CTIA is, supposedly, the largest tech convention focused on mobile in the United States. In fact, it has generally been one of Verizon and Sprint's favored handset launch venues in recent years. The EVO 4G was announced at CTIA. So was the EVO 3D. The Galaxy Tab 8.9. The DROID Incredible 4G. Even last year's relatively low-key show brought a few noteworthy nuggets.
This year, though, is a wasteland. Read More
It's 4 a.m., I just read the 6th mention of the same misleading story in the last 24 hours, and it's time for a rant.
Yesterday, several "independent" reports all claiming to arrive at the same conclusion at the same time (does anyone properly credit their sources anymore?) appeared on the web suggesting HTC had just (*gasp*) leaked two new Android 4.3 features: Bluetooth Low-Energy and OpenGL ES 3.0. And it's done so via a public meetup organized by the San Francisco Android User Group. Read More
A few days ago, I posted about a student project at a Russian University that aims to run two or more instances of Android at the same time on a single device. It's a technology called virtualization, and we already use it on web servers and developer machines everywhere.
At first glance, the idea sounds interesting, but seems to lack practical uses for the majority of people. Sure, some developers will save a few hours on testing, and industrious users might want to run the latest CyanogenMod nightly ROM alongside their daily driver, but this kind of stuff doesn't really appeal to your neighbors or parents. Read More
Today, Facebook announced the Facebook Home suite that we've been hearing so much about. Well, to be more accurate, we've been hearing that Facebook is going to build its own phone and fork Android and create its own special social OS and that it would be the end of Google and that civilization will crash around us and we'll all wear monkey pelts and "Like" statuses by hurling spears through our enemies. Read More
Yesterday, T-Mobile officially announced its new "UNcarrier" plans to much fanfare and profanity. The idea is simple: you pay one price for your service, and a separate price for your device. You can either choose to pay the full cost of your phone up front, or pay a deposit at first and then a monthly fee after that.
"But wait," the entire tech world cried, "That monthly fee is still a contract, right? Read More
Did you hear about Google's sweet new app called Keep? After five years of Android existing without a basic note-taking app like iOS had for forever, Google finally got around to creating its own. Oh, and it even added a to-do list and picture uploading and voice memos and-wait, what's that? You don't want to use it because Google Reader closed? I'm not sure I follow.

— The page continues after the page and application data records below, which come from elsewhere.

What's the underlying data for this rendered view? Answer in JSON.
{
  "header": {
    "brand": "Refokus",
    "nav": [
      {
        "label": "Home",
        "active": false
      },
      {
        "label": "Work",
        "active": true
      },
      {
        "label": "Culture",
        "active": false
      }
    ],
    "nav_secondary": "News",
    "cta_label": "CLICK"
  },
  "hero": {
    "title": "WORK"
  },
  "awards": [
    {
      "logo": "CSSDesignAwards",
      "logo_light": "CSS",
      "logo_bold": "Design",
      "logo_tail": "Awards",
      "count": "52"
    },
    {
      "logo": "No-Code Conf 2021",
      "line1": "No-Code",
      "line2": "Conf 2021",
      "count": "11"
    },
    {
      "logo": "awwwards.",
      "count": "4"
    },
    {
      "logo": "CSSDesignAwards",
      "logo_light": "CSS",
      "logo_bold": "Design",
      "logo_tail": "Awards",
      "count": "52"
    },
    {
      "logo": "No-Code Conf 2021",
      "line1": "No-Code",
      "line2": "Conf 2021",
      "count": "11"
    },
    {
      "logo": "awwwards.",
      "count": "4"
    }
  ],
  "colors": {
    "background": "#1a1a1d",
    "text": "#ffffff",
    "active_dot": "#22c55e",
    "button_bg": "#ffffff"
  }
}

I'm an open-minded kind of guy, though. Read More
We've mentioned a couple of times on this site that when it comes to the battle of HTC versus Samsung, advertising is of paramount importance. Why? Because people who don't read blogs with names like 'Gizmondo,' 'Android Cops,' or 'The Precipice' have no idea what makes the Galaxy S IV better than the HTC One or vice versa. In fact, more often than not, the average Joe looking to buy a new item in a field he has no expertise in has just one question: what's a good brand? Read More
I'm going to be up front: I want Glass. I'm thoroughly intrigued with the idea, I love the possibility of having an always-available camera that sees whatever I see, and completely hands-free Google sounds like a perfectly natural progression of the things like Google Now and voice actions. In the world where personal digital assistants seem commonplace, why should we not expect those things to be always accessible and visible?

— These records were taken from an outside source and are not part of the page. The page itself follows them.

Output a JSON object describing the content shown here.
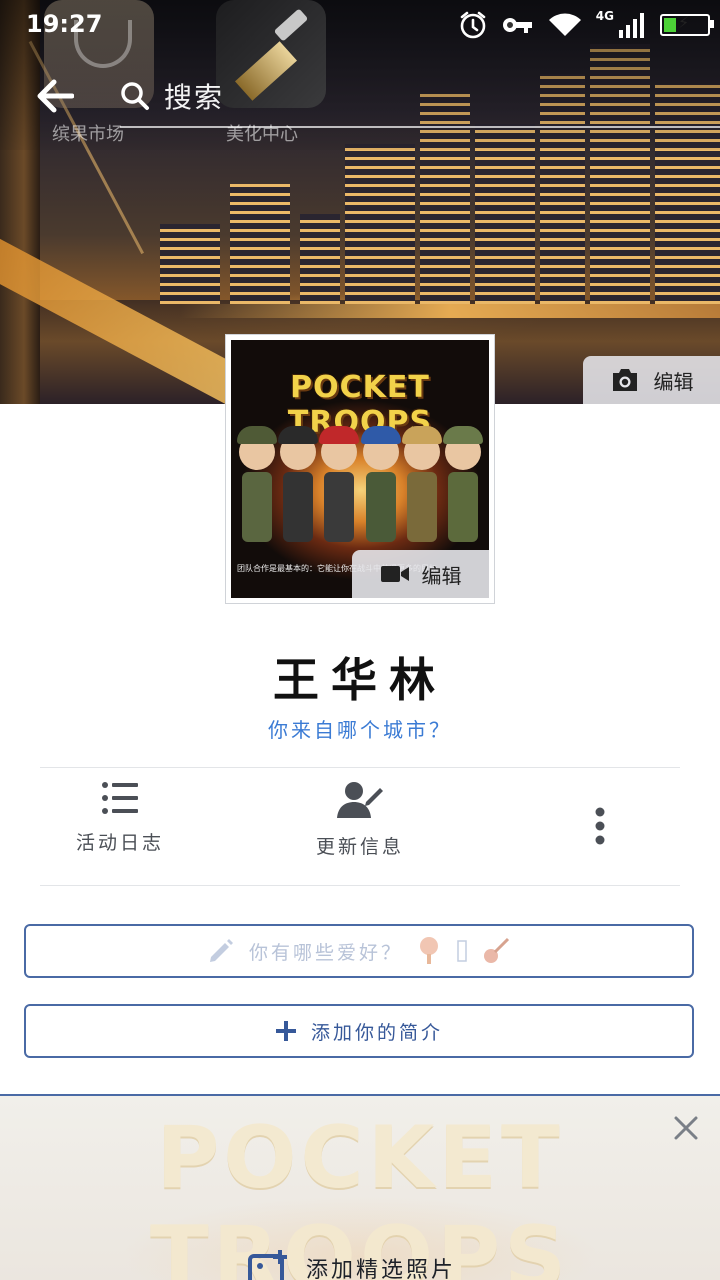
{
  "status_bar": {
    "time": "19:27",
    "network": "4G",
    "battery_level": 0.3,
    "icons": [
      "alarm-icon",
      "vpn-key-icon",
      "wifi-icon",
      "signal-icon",
      "battery-charging-icon"
    ]
  },
  "header": {
    "search_label": "搜索",
    "ghost_app_labels": [
      "缤果市场",
      "美化中心"
    ]
  },
  "cover": {
    "edit_label": "编辑"
  },
  "avatar": {
    "game_title": "POCKET TROOPS",
    "caption": "团队合作是最基本的：它能让你在战斗中获得更多的目标",
    "edit_label": "编辑"
  },
  "profile": {
    "name": "王华林",
    "city_prompt": "你来自哪个城市？"
  },
  "actions": [
    {
      "label": "活动日志",
      "icon": "list-icon"
    },
    {
      "label": "更新信息",
      "icon": "edit-profile-icon"
    },
    {
      "label": "",
      "icon": "more-vertical-icon"
    }
  ],
  "hobbies": {
    "placeholder": "你有哪些爱好？"
  },
  "bio": {
    "label": "添加你的简介"
  },
  "featured": {
    "background_text": "POCKET TROOPS",
    "add_label": "添加精选照片"
  },
  "colors": {
    "accent_blue": "#365899",
    "link_blue": "#3b7bd4",
    "border_blue": "#4a6aa5"
  }
}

Well, apparently there are a lot of reasons. Read More
Yesterday, Google did what Google does best: announce a first version of something that is completely ridiculous, very few people care about, most folks mocked, and that will ultimately end up forgotten in the annals of internet history. No offense, Goog. Some later products are spectacular, but let's be real. Very rarely does Google get it right on the first try.
However, the Chromebook Pixel is still a huge deal and the savvy analyst should take notice, because things just changed in a big way. Read More
In October of 2012, the Library of Congress elected not to renew DMCA exemptions that explicitly allow end users to unlock their cell phones at will, thus ending a six year tradition. This has made a lot of people very angry and has been widely regarded as a bad move. The quest to do something about it began almost immediately. And by "almost immediately" I mean "nearly three months later and at almost the very last minute."
Still, regardless of when the outrage gained steam, the fact is it did. Read More